Lecture recounts history of lost town

Published 12:42 pm Wednesday, October 24, 2018

By JOYANNA LOVE/ Senior Staff Writer

The Chilton/ Clanton Public Library joined this week’s historic celebrations with the first of its lecture series on Oct. 22.

Courtney Pinkard of the Alabama Department of Archives and History spoke on “Abandoning a Community: The History of Salem.”

The unincorporated community of Salem was located where G.R.A.C.E.’s Marina is today on the shores of Lake Mitchell.

The original inhabitants of Salem would have been the Creek Indians. The first settlers arrived from 1829-1837.

“In the 1830s, we just had an influx of settlers from other states like the Carolinas, Georgia and down from Tennessee, a flood of people coming into the area,” Pinkard said.

Back then, the area was a part of Autauga County because Baker County (the original name of Chilton County) had not yet been formed.

Pinkard said land near the rivers was a good place to live for fresh drinking water, food, power for mills and transportation.

“The river provided the only sort of highway,” Pinkard said.

She said boats were used to transport people and supplies long before the railroads were built in 1870. Once the railroads were established, people began to move away from the banks of the rivers to more interior locations, creating Jemison and other towns.

Sawmills were also established in Salem. Back then, sawmills were designed to be portable to go from worksite to worksite, Pinkard said. One Chilton County sawmilling family was the Drivers. Pinkard recounted how Nick and Corb Driver served in World War II in the pioneer brigade creating roads and camouflage for troops in France. Pinkard showed the audience copies of the men’s draft paperwork and some of their records. The men had been born in Verbena.

The oldest written reference Pinkard has found to the area of Salem is the 1829 minutes of the Unity Baptist Association.

Establishing a church was important to the early settlers. Salem Baptist Church was accepted into the Unity Baptist Association in 1890, yet Pinkard believes the congregation was meeting for about 60 years prior to this as a church not affiliated with any denomination.

Pinkard showed a copy of the deed where the church purchased two acres from the Calloways for $5 in 1899. The church and a graveyard were located on the property.

“The Calloway family had been in this area,” Pinkard said. “They patented their land from the federal government in the 1830s.”

“This deed specifically mentions a graveyard, so we know the church had been around long enough to establish a cemetery,” Pinkard said.

The church became a focus of activity for the area through its singing society and the annual singings held on the fourth Saturday each May.

“It really became a homecoming,” Pinkard said.

People from all over the county who had ties to Salem would attend the event.

When Mitchell Dam was in the planning stages, the Alabama Power company purchased the land from the church.

After Mitchell Dam was established and the river flooded, most of Salem was under water.

“I took this title for this talk from the …  article that was published in the Union-Banner in 1921 called, ‘Abandoning a community,’” Pinkard said. “It discusses how Salem was going to be inundated by the back water from the dam.”

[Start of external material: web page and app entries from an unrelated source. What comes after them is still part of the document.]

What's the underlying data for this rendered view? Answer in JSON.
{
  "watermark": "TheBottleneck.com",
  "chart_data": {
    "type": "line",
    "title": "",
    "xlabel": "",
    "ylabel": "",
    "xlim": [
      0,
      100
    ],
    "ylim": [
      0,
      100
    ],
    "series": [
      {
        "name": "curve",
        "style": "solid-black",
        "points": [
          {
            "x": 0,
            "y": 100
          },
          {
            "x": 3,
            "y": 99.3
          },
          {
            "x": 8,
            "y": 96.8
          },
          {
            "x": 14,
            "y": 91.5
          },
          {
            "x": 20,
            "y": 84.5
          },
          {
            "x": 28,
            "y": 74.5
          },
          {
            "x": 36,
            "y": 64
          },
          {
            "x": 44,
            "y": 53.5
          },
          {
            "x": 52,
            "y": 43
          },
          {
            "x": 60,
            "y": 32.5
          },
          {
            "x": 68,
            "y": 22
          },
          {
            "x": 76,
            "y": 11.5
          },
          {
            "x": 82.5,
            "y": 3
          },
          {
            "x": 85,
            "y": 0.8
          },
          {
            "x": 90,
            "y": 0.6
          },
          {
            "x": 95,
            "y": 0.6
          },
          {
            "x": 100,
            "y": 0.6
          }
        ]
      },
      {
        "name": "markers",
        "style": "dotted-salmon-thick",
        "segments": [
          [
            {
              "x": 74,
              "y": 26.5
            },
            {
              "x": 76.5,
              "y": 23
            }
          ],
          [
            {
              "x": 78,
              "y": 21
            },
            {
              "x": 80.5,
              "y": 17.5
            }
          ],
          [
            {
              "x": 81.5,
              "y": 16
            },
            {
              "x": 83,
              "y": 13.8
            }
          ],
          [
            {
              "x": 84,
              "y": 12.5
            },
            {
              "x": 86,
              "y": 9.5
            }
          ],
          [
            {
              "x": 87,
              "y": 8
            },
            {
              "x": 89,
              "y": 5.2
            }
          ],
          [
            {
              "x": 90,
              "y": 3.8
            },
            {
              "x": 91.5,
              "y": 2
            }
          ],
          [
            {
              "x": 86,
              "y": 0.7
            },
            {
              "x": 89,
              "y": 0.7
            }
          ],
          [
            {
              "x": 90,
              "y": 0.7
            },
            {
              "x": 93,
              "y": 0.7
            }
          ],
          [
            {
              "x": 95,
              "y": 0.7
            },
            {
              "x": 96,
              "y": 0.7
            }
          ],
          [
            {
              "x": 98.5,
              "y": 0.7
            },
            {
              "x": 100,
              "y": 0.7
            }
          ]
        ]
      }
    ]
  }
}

The article also announced that the church had sold its land and how individual families were also going to have to move.

“It specifically says that Salem is one of the oldest communities in Chilton County,” Pinkard said.

The Alabama Power Archives has preserved the letters in which what to do about the cemetery was discussed. Pinkard said ideas included moving the graves or elevating a portion of the land to keep the cemetery from flooding.

This second idea was the plan the power company followed.

“These graves, many of had been there for a long time, and they were not buried in cement vaults,” Pinkard said. “They were just in pine coffins and buried in the ground.”

An article in the Union-Banner addressed this issue at the time. Family members were also not in favor of the cemetery being moved.

The May Singings that had become so popular were continued at Providence Church.